* [YOUR OBJECTIVE] Could you reproduce all the entries under this sentence exactly, leaving the images aside?

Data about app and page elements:
● ● ● ● ●
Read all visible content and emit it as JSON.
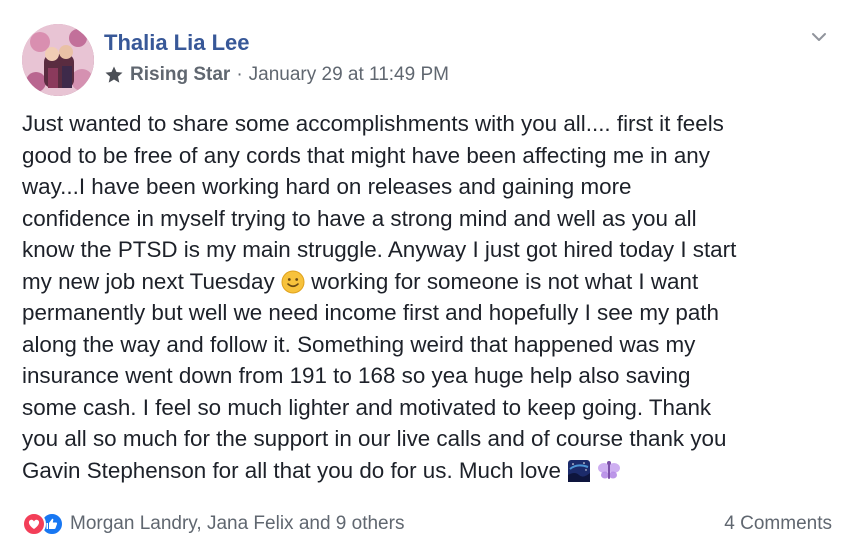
{
  "post": {
    "author": "Thalia Lia Lee",
    "badge": "Rising Star",
    "separator": "·",
    "timestamp": "January 29 at 11:49 PM",
    "text_lines": [
      "Just wanted to share some accomplishments with you all.... first it feels",
      "good to be free of any cords that might have been affecting me in any",
      "way...I have been working hard on releases and gaining more",
      "confidence in myself trying to have a strong mind and well as you all",
      "know the PTSD is my main struggle. Anyway I just got hired today I start",
      "my new job next Tuesday",
      "working for someone is not what I want",
      "permanently but well we need income first and hopefully I see my path",
      "along the way and follow it. Something weird that happened was my",
      "insurance went down from 191 to 168 so yea huge help also saving",
      "some cash. I feel so much lighter and motivated to keep going. Thank",
      "you all so much for the support in our live calls and of course thank you",
      "Gavin Stephenson for all that you do for us. Much love"
    ]
  },
  "reactions": {
    "names": "Morgan Landry, Jana Felix and 9 others",
    "comments": "4 Comments"
  },
  "colors": {
    "author": "#385898",
    "meta": "#606770",
    "love": "#f33e58",
    "like": "#1877f2"
  }
}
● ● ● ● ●
* [RESULT]
Read all visible content and emit it as JSON.
{
  "post": {
    "author": "Thalia Lia Lee",
    "badge": "Rising Star",
    "separator": "·",
    "timestamp": "January 29 at 11:49 PM",
    "text_lines": [
      "Just wanted to share some accomplishments with you all.... first it feels",
      "good to be free of any cords that might have been affecting me in any",
      "way...I have been working hard on releases and gaining more",
      "confidence in myself trying to have a strong mind and well as you all",
      "know the PTSD is my main struggle. Anyway I just got hired today I start",
      "my new job next Tuesday",
      "working for someone is not what I want",
      "permanently but well we need income first and hopefully I see my path",
      "along the way and follow it. Something weird that happened was my",
      "insurance went down from 191 to 168 so yea huge help also saving",
      "some cash. I feel so much lighter and motivated to keep going. Thank",
      "you all so much for the support in our live calls and of course thank you",
      "Gavin Stephenson for all that you do for us. Much love"
    ]
  },
  "reactions": {
    "names": "Morgan Landry, Jana Felix and 9 others",
    "comments": "4 Comments"
  },
  "colors": {
    "author": "#385898",
    "meta": "#606770",
    "love": "#f33e58",
    "like": "#1877f2"
  }
}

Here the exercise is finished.